With Selfiee, things look more real and relatable because of the story and narrative which is not too far-fetched and is pretty convincing. Selfiee doesn’t end at being a feud between a star and an RTO officer, but also covers their emotional side of being a husband, a father and balancing it all with their respective jobs. The screenplay is engaging and doesn’t let you have too many dull moments. The original story by Sachy has been written for the Hindi version by Rishabh Sharma and he tweaks it a bit to suit the Hindi audience’s palette.
Akshay as Vijay gets as close as you could imagine to the superstardom he enjoys in real life. Bearing a charming persona and swag, he shows signs of gratitude for his fans despite being a self-made star. What I loved about Selfiee and which perhaps remains the highlight of the film for me, is Akshay’s tendency to be able to take a joke on himself and laugh at it, too. Be it taking a dig at the constant scrutiny on the number of films he does in a year, Hindi films not working not working at the box office of late or a doctor telling him that he needs to do some ‘classy films over massy cinema’, or even his infamous smile showing his gums , he delivers all of these with so much ease.

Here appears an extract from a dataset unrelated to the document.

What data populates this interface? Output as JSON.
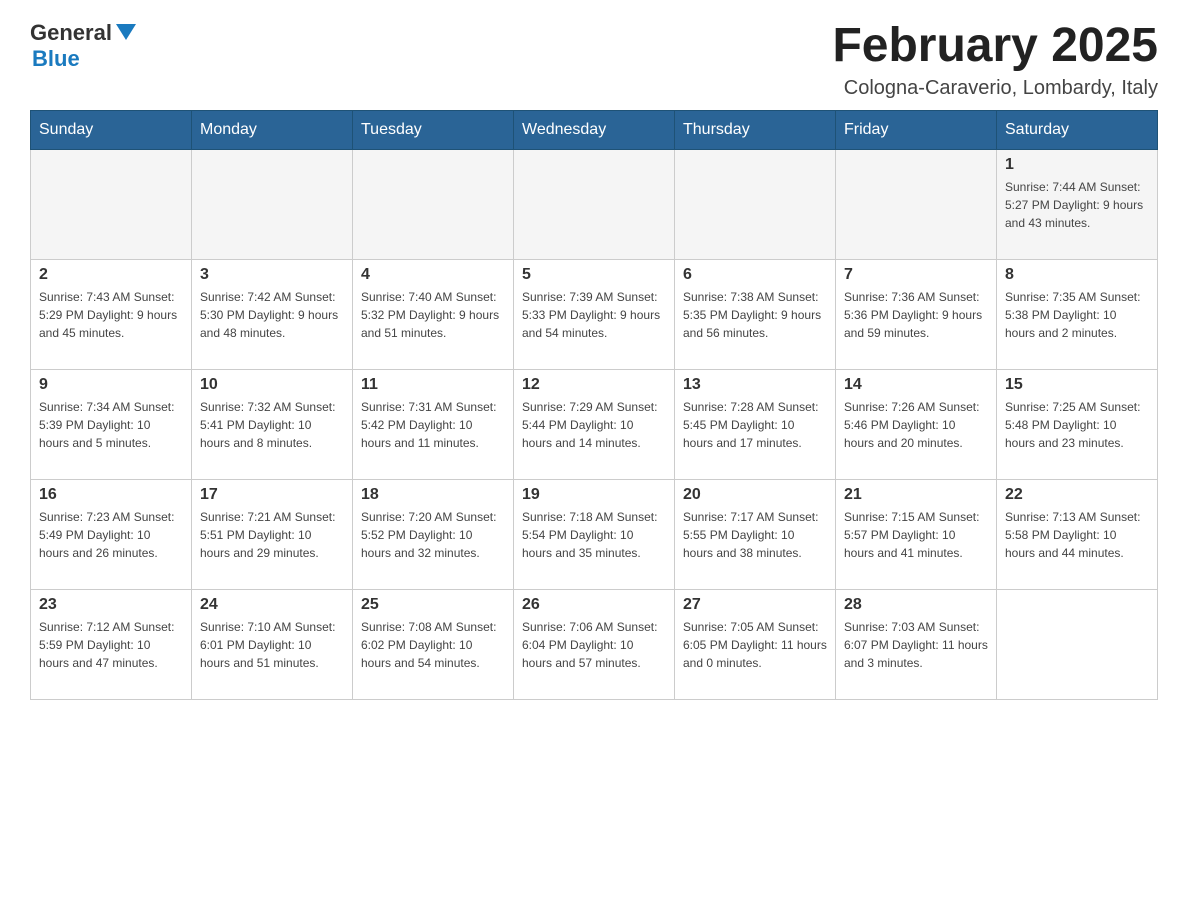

It was after over a year that we saw Emraan Hashmi back on the big screen, and he has a pleasant screen presence though at places, he seemed a bit loud and over-the-top. But, maybe that’s how some diehard fans of superstars are. That they can’t control their emotions on seeing or meeting their ‘gods’. In face-off scenes with Akshay, it’s commendable to see how Emraan manages to hold his ground.

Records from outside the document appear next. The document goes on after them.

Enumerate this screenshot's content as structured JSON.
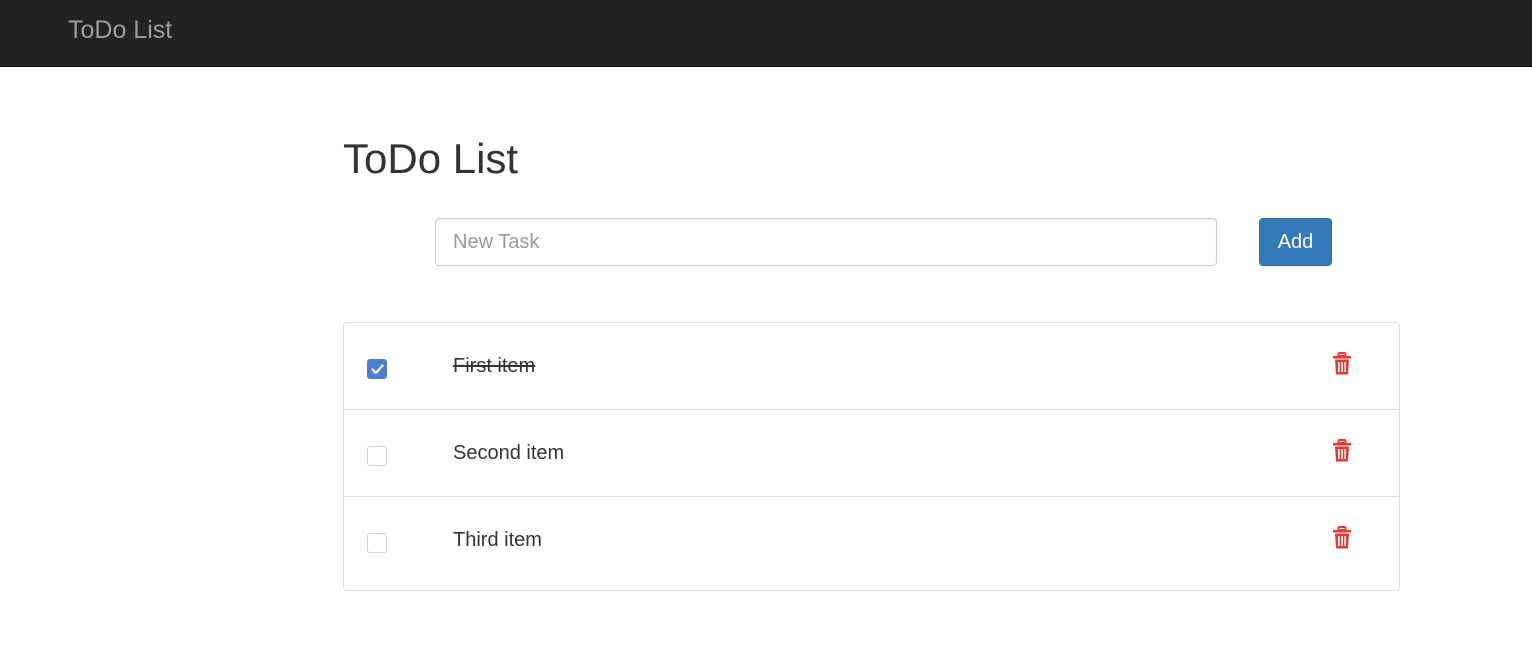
{
  "navbar": {
    "brand": "ToDo List"
  },
  "page": {
    "title": "ToDo List"
  },
  "new_task": {
    "value": "",
    "placeholder": "New Task",
    "add_label": "Add"
  },
  "tasks": [
    {
      "label": "First item",
      "completed": true
    },
    {
      "label": "Second item",
      "completed": false
    },
    {
      "label": "Third item",
      "completed": false
    }
  ],
  "icons": {
    "checkmark": "check-icon",
    "delete": "trash-icon"
  },
  "colors": {
    "navbar_bg": "#222222",
    "brand_text": "#9d9d9d",
    "primary": "#337ab7",
    "checkbox_checked": "#4a7fd4",
    "danger": "#e53935"
  }
}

Among the supporting cast, Mahesh Thakur as Vijay’s manager delivers an earnest performance, Meghna Malik as politico Vimla Tiwari is on-point with her comic timing and is given some funny lines. Abhimanyu Singh as Vijay’s contemporary is comic relief and hilarious in scenes, but for someone with his acting calibre, he is completely wasted in the script. And so is Paritosh Tripathi and Kusha Kapila, who appear and disappear as per convenience.
And the ladies are once again neglected or have very little to do in the film. Nushrratt Bharuccha as Om Prakash’s wife is caring but has a quirky side to her. And even though she doesn’t approve of her husband’s obsession with a star, she doesn’t mind flexing in the front of whole colony when the husband is enjoying his 2 minutes of fame on news channels on TV. Diana Penty as Vijay’s wife exists in the script only because there needed to be an emotional arch to the script and that the superstar can use that track to deliver an emotional speech in the climax. Other than that, Diana doesn’t really get much scope to perform or showing her acting chops. Even her scenes with Akshay aren’t anything great or something that will make you sit and take notice of their chemistry.
Talking of chemistry, I rather liked the song Kudiyee Ni Teri Vibe where Akshay grooves with Mrunal Thakur and the two set the screen on fire. Even the remixed version of Main Khiladi Tu Anari that comes in the end credit is a sure shot party number and not to be missed. In a nutshell, Selfiee ticks most of the boxes that Hindi film audiences look for. So, if you are fine with Akshay Kumar continuing to do Hindi remakes of films from the South, you would definitely enjoy Selfiee, even if you have seen the original Malayalam film. After all, isn’t this what everyone is craving for – mass entertainers that can bring audiences back into theatres.